Once it was dry - I gave it a thorough rubbing off with IB 'Scoochy Foam' to remove excess and buff up the gilding.
Next were the little flourishes - sorry, I've forgotten what they are called but they're Spellies too. Once cut, I used the Flitter Glu and a paper stump to add more gilding flakes to the flowers on the flourishes, to 'catch' the gilding on the back-sheet.
The butterfly from the Wild Meadow set was used again to gild and decoupage and the message stamp was die-cut with another Spellie.
If I thought the fourth one was difficult to envisualize and make in a bit of a hurry, then the final fifth one was easy peasy to make but a nightmare to photograph! LOL!
'Juliet' made another appearance, and I am so sad this didn't photograph well as it's stunning in 'the flesh'.
As you can see, there are a few mats going on here - mostly black and stacked with a couple of metallic ones for contrast.
Unusually, the black one with the image on, is at the bottom of the pile - this is inset matting, not the usual way of building up from the bottom in the centre.
Juliet was stamped in Flitter Glu and gilded (Royal Peacock again! I have others but I just LOVE this one.) onto a rectangular black card. I then took a larger piece of metallic peacock blue and used a 'Go Create' Frilly Frame #7 to take a mat out of the middle to make a 'frame' for the image.
The next layer was the same die-set but a larger size in black.
On top of this came a copper-bronze metallic card in a Nestie - Labels 23.
Then black again in a larger die from the same set.
Glue it all together.
The feathers are Spellies Shapeabilities Peacock Feathers which I cut from pearlescent card and painted with mica powders, securing with a jewelled brad.
Then came the hard work! Trying to photograph the little varmint! ;)
You decide which is the best photo - for me, none of them work properly.
These were taken in three different places in three different lights. And there were more... many, many more! :O I gave up in the end....for now!
I loved using these products and I'll let you into a little secret - Juliet and the Wildmeadow images were a so-called 'freebie' from a magazine. I don't like magazines myself - nothing in them except a pile of advertizing usually I only buy the odd 'gift' and get the mag free!
As soon as I saw what make the stamps were I went and hunted it down.
What I have noiticed, is that lot of people don't seem to know HOW to use acrylic stamps (as opposed to the vastly superior Photopolymer stamps).
Acrylic stamps, unlike either rubber or photopolymer stamps, are MOULDED.
A plastic mixture is poured into moulds. That is why they often have the odd fault in them. Most, if not ALL 'freebie' stamp sets are acrylic.I have had a few with 'dings' and hairline 'scratches' where the compound wasn't sitting properly in the mould. Still usable, usually - we're crafters - we can fudge around the odd imperfection, can't we...? ;) !

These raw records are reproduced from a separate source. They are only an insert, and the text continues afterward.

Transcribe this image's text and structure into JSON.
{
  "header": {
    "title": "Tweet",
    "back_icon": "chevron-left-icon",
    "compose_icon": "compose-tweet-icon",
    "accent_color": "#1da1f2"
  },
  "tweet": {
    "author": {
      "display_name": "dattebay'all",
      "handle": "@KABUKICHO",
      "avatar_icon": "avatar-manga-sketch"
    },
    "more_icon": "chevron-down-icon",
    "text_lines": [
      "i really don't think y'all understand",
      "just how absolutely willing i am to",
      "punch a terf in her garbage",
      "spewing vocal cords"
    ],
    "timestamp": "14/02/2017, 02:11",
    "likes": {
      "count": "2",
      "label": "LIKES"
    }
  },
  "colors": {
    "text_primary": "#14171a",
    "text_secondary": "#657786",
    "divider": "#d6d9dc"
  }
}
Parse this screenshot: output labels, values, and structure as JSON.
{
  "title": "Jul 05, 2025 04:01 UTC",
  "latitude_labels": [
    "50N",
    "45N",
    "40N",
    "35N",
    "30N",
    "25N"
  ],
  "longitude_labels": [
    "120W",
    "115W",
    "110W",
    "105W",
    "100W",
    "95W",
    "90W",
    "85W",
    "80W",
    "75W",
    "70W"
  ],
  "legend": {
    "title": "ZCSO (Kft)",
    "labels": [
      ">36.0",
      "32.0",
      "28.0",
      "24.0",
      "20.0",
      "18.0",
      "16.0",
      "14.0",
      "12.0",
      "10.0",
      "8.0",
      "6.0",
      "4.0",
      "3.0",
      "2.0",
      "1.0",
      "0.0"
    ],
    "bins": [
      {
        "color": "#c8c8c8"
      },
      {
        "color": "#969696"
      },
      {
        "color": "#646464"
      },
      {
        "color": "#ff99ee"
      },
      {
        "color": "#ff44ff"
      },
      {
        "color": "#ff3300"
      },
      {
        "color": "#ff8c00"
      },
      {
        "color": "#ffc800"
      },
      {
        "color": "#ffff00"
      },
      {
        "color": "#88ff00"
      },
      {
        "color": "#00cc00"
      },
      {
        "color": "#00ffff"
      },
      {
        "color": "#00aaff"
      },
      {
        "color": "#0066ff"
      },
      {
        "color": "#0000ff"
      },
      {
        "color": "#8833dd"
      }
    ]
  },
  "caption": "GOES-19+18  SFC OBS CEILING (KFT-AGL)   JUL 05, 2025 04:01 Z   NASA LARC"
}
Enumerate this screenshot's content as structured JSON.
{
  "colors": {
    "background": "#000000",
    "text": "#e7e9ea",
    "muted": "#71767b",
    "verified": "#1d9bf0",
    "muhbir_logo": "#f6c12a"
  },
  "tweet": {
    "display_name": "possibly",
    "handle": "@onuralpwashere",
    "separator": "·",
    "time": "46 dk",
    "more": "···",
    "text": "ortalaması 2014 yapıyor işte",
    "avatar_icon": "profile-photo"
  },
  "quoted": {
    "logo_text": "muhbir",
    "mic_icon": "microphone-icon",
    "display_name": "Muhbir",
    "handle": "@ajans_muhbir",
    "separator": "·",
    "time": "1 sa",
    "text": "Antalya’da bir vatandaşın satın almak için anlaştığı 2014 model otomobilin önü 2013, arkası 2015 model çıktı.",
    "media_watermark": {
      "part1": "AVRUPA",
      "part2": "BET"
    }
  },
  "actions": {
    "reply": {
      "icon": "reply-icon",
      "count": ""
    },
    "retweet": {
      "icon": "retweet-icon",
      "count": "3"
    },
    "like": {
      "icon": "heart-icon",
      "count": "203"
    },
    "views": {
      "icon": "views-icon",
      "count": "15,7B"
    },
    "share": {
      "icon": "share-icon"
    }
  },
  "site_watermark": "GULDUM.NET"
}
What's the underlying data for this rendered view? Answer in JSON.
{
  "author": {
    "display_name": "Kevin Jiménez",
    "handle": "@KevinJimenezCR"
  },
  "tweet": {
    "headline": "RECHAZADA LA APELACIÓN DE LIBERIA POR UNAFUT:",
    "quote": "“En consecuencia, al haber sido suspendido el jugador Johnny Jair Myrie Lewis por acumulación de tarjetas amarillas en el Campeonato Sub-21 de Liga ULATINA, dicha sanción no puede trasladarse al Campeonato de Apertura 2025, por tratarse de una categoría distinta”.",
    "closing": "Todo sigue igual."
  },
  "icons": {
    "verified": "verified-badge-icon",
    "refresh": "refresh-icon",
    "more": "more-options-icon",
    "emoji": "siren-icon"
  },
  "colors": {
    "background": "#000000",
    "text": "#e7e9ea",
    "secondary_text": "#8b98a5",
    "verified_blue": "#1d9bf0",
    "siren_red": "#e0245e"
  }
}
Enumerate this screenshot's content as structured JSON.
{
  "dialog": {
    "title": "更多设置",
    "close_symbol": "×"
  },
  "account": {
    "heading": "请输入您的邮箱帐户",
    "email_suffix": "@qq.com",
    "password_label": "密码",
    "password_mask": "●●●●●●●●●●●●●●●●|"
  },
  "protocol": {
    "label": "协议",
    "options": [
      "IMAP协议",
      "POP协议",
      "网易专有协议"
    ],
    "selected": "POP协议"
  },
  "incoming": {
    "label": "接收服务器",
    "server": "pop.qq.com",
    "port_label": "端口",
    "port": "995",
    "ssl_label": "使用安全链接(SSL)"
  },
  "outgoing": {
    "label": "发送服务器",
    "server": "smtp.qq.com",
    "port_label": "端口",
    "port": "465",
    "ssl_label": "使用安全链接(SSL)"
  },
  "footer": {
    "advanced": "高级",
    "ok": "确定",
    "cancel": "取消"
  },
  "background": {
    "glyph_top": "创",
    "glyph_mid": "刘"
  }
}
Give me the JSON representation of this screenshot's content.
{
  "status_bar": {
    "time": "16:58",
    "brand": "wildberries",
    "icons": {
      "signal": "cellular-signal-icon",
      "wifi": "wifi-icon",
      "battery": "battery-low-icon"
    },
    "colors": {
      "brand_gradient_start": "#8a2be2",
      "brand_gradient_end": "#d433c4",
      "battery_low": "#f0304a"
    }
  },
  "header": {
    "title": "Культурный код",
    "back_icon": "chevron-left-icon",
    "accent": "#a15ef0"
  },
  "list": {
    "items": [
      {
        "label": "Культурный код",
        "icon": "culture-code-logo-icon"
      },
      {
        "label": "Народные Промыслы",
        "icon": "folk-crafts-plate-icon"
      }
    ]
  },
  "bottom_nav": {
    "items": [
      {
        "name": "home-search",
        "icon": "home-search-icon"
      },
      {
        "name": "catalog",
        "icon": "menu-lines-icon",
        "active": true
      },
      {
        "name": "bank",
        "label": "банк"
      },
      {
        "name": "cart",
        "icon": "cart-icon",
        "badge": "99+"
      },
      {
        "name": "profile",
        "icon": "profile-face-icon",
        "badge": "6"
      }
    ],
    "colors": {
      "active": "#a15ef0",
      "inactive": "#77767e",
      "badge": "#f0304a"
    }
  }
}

What is a totally different issue, and is similar with photopolymer stamps too (I know - I used to make them! ;) ) is the fact that they don't 'like' water-based inkpads too much!
Water/plastic? It runs or pools, doesn't it?
That is why you need to 'prime' some clear stamps with a solvent-based inkpad like Staz-On for the first inking. The solvent 'loosens' up the top layer of the stamp, giving a 'key' for the water-based or dye inkpad.
That procedure would probably negate half of the stamping problems peeps have with these 'freebie' stamps.
There isn't usually a problem with pigment ink - that sticks better to the clear stamps.
I hope that helps some more peeps - it has on my Facebook groups.
Hugs Ei x